The bow pulpit looked like the boat had been "punched in the nose."


Once the boat got in the water and we could look at it from the side, it looked like someone had punched the boat in the nose. The pulpit was too tall, and the vertical tube that held the bow light was angled aft. Aside from the kink, the pulpit tubing didn’t show signs of damage, but the boat looked like it had been run straight into a piling. Once I noticed it, the pulpit drove me nuts – something had to be done when the boat came out of the water.

The second, successful attempt to bend the legs aft

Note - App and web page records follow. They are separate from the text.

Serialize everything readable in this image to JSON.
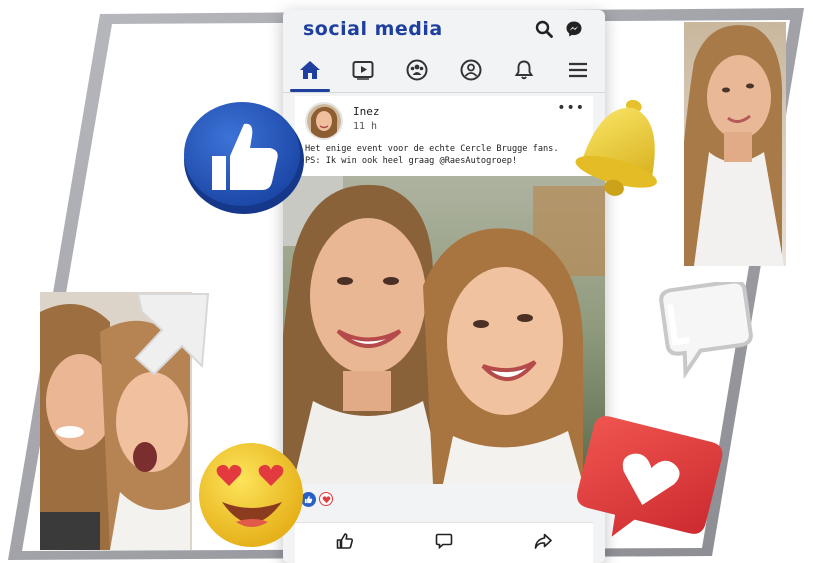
{
  "app": {
    "brand": "social media"
  },
  "nav": {
    "items": [
      {
        "name": "home",
        "icon": "home-icon",
        "active": true
      },
      {
        "name": "video",
        "icon": "play-icon",
        "active": false
      },
      {
        "name": "groups",
        "icon": "groups-icon",
        "active": false
      },
      {
        "name": "profile",
        "icon": "user-icon",
        "active": false
      },
      {
        "name": "notifications",
        "icon": "bell-icon",
        "active": false
      },
      {
        "name": "menu",
        "icon": "hamburger-icon",
        "active": false
      }
    ]
  },
  "header_icons": [
    "search-icon",
    "messenger-icon"
  ],
  "post": {
    "author": "Inez",
    "time": "11 h",
    "caption_line1": "Het enige event voor de echte Cercle Brugge fans.",
    "caption_line2": "PS: Ik win ook heel graag @RaesAutogroep!",
    "reactions": [
      "like-reaction",
      "love-reaction"
    ]
  },
  "actions": [
    "like-icon",
    "comment-icon",
    "share-icon"
  ],
  "colors": {
    "brand": "#1e3f9e",
    "frame": "#9a9ca2",
    "like_blue": "#2a5fc4",
    "heart_red": "#e23a3f",
    "bell_yellow": "#f2d33a",
    "emoji_yellow": "#f4cc2a"
  },
  "decorations": [
    "thumbs-up-bubble",
    "bell-3d",
    "speech-bubble-outline",
    "arrow-cursor",
    "heart-eyes-emoji",
    "heart-notification"
  ]
}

My first call was to Mike Trindade at Waterline Systems. Waterline supplies most spare parts for older J Boats like ours, and Mike is an amazing resource. True to form, Mike knew that there had been a few different versions of the pulpits, and was able to find an original drawing. The company that had built ours, Tops in Quality, had recently closed its doors and sold its patterns to a nearby company called Whitewater Marine. They could supply a new pulpit, but with shipping it would cost about $1000. After a couple more inquiries about fixing bent pulpits, I decided to take a shot at it myself – it’s amazing what sticker shock will do for your ingenuity.

The forward leg was kinked, which required professional welding to fix.

I figured that pulling the top of the pulpit forward to return it to shape was the same as pulling/angling the bottom aft, and if I could figure a way to angle the pulpit legs aft, I could get it to look normal again. I flipped the pulpit over and tied its forward end in place under some heavy wood pieces. Then I lashed 2 x 4’s to the legs to pull them aft. By pulling gently on the 2x4’s, the legs came aft, but I had tied the lines too high up on the legs, and now they were bent. The lashing had pulled only on the top of the legs; it really needed to pull on the middle, where the lower bar was attached. When I pulled on the middle, the pulpit came back into shape.

The next step was to fix the kinked section of the forward leg - which would require cutting and welding. The idea was to cut the tube above the kink, sleeve it with a smaller section of tubing, and weld a new section of tubing on. There would be a butt joint between the old and new tube sections, but that would be supported by the sleeve inside. Microweld, in East Providence, RI took care of this beautifully for $100 – with a polished weld that was practically invisible.

With the forward leg fixed, the challenge was to refit the pulpit at the correct height. The forward leg needed to be bent aft a bit to fit in the stemhead fitting socket. I did this with more 2 x 4’s, which worked well.

The final result: not perfect, but much better!

It then needed to be cut to length, and I made the mistake of cutting this leg a bit too short. I was aiming for a pulpit that was parallel to the sheer line, but it actually wants to be angled up slightly to align with the lifelines attaching to it. The top rail is 26” off the deck, and the lifelines are coming in from 24” stanchions.

When the boat went back in the water, the result was still a big improvement over what we had before. The top bar still has a slight bend in it, and the pulpit could use a slight upward angle, but it no longer looks like it lost a fight with an immovable object.

Editor’s Note: This story is part of a series on buying and maintaining a used J/35.

Paul Grimes is an engineer and marine surveyor living in Portsmouth, RI. For more information, visit Grimes Yacht Services.